A 2012 research report by Pew Research Center describes how analysts believe many young people growing up in today’s networked world and counting on the Internet as their external brain will be nimble analysts and decision-makers who will do well. However, these experts also expect that constantly connected teens and young adults will
thirst for instant gratification and often make quick, shallow choices. Survey respondents think educational reform and greater emphasis on social skills will be necessary in the future. Moreover, 42 percent of survey respondents agreed with the statement:

“In 2020, the brains of multitasking teens and young adults are ‘wired’ differently from those over age 35 and overall it yields baleful results”

The survey presents some interesting insights about concerns in the decline of deep analytical skills, critical thinking, and the ability of young adults to focus for long periods of time. Yet, Christopher Ferguson’s main point is that America is in a state of “moral panic.” This state of moral alarm is very similar to the outrage that shook up the nation’s prevailing, orthodox mores at the advent of cultural events such as comic books, rock and roll, and Dungeons and Dragons.

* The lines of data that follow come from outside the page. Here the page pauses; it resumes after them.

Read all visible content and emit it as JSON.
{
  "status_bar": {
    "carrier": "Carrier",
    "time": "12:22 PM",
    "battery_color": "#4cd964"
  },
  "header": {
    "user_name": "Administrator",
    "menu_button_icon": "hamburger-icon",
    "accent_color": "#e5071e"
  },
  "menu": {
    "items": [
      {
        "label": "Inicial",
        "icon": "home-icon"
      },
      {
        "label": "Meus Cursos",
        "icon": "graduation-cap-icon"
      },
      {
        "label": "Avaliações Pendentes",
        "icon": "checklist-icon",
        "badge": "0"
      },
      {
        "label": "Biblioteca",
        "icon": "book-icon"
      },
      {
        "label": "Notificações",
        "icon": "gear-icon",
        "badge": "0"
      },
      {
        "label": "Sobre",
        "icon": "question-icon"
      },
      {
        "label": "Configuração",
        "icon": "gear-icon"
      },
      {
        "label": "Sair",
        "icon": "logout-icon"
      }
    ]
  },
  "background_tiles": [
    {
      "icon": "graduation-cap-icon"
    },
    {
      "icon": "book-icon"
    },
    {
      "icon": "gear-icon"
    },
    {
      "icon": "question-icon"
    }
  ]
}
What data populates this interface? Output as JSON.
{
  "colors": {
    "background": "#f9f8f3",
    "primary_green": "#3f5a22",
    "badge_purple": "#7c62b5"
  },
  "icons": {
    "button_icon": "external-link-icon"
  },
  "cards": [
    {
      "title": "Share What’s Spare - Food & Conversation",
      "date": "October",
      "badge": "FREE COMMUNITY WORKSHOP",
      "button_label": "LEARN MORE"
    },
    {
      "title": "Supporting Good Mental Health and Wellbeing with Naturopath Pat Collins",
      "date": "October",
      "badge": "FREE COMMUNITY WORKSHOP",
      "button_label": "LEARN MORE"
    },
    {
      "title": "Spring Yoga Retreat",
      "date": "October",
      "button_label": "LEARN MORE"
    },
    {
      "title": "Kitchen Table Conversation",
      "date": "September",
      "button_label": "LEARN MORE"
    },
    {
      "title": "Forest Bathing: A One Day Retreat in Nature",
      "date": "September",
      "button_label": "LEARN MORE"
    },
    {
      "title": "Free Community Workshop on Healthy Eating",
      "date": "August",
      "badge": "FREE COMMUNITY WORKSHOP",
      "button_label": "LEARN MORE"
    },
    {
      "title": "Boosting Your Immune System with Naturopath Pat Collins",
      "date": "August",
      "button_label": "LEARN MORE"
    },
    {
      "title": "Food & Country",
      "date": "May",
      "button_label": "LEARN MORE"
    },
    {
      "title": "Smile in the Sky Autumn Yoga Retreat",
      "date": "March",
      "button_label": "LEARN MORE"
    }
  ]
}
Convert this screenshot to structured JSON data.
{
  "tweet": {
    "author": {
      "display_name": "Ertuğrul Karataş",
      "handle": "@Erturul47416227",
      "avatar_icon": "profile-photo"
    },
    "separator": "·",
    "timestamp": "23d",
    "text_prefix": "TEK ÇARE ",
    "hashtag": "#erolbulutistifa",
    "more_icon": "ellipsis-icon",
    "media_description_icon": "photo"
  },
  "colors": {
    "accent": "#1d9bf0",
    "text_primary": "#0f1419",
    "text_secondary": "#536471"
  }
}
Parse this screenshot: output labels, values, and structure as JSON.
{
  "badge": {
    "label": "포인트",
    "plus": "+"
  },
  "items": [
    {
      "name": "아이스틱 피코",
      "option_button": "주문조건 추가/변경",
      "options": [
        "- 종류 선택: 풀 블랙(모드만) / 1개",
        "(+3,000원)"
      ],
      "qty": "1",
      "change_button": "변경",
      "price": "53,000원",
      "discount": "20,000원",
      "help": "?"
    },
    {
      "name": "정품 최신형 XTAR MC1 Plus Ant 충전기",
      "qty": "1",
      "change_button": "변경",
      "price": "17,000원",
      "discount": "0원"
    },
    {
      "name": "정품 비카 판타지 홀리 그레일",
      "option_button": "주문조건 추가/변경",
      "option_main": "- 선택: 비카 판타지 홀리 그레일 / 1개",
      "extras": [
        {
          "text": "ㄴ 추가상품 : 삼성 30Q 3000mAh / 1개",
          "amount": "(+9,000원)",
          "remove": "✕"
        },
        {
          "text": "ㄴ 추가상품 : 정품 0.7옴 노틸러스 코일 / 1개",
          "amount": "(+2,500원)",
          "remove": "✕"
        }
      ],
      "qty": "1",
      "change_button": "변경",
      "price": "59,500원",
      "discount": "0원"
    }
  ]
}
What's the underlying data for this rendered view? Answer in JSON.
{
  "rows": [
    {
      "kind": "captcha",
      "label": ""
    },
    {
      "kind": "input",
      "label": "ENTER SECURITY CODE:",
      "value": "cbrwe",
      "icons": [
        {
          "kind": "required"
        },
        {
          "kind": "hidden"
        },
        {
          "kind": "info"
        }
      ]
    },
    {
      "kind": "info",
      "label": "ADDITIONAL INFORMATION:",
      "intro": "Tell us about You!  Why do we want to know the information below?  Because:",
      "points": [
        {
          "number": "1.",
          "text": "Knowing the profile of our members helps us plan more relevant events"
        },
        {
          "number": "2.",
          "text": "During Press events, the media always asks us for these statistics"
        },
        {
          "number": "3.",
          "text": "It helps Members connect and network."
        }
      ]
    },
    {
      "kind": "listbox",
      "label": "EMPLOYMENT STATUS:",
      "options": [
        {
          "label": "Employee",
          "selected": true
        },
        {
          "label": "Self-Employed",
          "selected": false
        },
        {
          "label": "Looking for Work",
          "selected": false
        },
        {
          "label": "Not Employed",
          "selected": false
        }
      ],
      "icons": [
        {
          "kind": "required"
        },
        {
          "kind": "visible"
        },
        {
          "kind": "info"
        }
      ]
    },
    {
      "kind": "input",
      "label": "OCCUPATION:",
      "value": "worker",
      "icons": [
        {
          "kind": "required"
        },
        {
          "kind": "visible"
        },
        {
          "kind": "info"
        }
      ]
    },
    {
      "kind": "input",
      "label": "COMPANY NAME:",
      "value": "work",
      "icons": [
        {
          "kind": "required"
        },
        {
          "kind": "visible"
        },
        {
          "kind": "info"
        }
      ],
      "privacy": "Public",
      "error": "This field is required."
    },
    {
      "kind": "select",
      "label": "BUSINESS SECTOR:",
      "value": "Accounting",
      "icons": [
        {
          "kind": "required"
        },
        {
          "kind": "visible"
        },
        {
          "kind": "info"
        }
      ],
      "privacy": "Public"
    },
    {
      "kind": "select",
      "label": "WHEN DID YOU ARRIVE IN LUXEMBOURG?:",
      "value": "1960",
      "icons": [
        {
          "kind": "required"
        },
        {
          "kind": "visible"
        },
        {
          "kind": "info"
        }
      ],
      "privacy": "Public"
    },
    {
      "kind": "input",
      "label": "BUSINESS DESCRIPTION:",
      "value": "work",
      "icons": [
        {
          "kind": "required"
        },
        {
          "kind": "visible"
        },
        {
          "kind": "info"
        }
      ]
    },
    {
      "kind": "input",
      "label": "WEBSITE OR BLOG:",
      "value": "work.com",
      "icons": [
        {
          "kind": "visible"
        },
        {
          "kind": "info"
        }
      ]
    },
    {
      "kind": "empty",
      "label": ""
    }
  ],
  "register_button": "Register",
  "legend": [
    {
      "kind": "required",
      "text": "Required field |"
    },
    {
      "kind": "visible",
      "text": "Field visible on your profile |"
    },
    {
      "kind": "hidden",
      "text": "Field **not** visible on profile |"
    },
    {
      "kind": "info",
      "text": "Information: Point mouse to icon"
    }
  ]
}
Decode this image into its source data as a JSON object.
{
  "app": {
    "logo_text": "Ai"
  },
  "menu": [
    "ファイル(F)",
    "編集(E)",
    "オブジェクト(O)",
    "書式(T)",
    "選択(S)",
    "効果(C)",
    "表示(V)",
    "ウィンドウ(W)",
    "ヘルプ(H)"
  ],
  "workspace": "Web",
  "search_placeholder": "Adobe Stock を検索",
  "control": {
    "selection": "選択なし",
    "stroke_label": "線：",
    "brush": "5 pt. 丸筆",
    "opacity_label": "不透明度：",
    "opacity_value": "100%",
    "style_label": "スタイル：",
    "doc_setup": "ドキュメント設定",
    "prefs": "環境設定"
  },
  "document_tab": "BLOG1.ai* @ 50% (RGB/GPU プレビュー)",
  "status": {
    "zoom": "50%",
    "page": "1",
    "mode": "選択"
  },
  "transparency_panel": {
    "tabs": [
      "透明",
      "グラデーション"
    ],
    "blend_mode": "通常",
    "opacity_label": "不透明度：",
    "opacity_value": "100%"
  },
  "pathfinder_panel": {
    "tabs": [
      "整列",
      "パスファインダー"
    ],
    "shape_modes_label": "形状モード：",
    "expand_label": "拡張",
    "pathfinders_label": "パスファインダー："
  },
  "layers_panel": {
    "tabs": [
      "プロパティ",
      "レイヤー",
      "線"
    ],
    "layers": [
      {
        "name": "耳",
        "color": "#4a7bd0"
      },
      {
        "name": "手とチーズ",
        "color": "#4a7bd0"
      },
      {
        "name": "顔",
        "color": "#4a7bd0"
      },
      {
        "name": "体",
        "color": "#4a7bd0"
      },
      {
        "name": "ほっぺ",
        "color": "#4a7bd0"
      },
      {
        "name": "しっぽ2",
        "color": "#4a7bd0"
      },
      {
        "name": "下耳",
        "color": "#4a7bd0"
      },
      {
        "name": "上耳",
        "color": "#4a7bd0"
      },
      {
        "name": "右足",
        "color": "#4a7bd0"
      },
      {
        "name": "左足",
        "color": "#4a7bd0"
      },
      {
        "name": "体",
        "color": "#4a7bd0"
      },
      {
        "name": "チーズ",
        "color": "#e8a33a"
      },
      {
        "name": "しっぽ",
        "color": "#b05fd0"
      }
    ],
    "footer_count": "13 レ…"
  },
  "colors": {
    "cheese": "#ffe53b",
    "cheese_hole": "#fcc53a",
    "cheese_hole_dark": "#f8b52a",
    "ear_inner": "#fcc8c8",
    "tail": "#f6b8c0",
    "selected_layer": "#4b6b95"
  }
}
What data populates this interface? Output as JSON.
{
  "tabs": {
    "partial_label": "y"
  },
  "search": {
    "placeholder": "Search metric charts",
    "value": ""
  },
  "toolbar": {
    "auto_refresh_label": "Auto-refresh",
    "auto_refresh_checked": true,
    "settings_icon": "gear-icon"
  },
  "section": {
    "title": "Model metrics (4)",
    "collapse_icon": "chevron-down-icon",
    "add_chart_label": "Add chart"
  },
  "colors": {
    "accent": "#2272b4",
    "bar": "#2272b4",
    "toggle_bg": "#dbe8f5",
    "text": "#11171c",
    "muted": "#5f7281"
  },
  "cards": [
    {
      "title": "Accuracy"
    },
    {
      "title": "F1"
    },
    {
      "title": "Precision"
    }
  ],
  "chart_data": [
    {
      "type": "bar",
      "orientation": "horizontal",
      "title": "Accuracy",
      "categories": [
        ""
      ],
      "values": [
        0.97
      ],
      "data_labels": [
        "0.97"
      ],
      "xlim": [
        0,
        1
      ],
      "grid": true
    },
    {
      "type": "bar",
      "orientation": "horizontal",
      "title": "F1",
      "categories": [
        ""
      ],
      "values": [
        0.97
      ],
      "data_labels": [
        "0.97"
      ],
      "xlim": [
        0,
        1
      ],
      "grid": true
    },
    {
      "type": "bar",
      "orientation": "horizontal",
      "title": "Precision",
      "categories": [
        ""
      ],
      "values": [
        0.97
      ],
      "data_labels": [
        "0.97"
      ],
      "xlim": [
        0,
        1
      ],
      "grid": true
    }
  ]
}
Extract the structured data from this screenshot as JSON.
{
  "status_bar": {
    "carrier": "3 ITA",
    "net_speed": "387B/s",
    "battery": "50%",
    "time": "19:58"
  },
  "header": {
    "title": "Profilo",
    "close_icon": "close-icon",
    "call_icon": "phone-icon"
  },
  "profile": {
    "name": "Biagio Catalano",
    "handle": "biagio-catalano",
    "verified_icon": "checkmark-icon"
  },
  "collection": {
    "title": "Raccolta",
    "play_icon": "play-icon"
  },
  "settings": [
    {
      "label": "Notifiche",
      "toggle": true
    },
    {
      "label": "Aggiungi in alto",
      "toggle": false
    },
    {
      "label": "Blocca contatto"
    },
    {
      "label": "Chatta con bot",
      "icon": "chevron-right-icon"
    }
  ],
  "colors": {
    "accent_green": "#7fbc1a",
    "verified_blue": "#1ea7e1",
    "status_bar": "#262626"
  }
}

Is emerging technology presenting truly smarter options or are we sacrificing precious social and analytical skills in order to live by machine? As Sophocles once said, “Nothing vast enters the life of mortals without a curse.”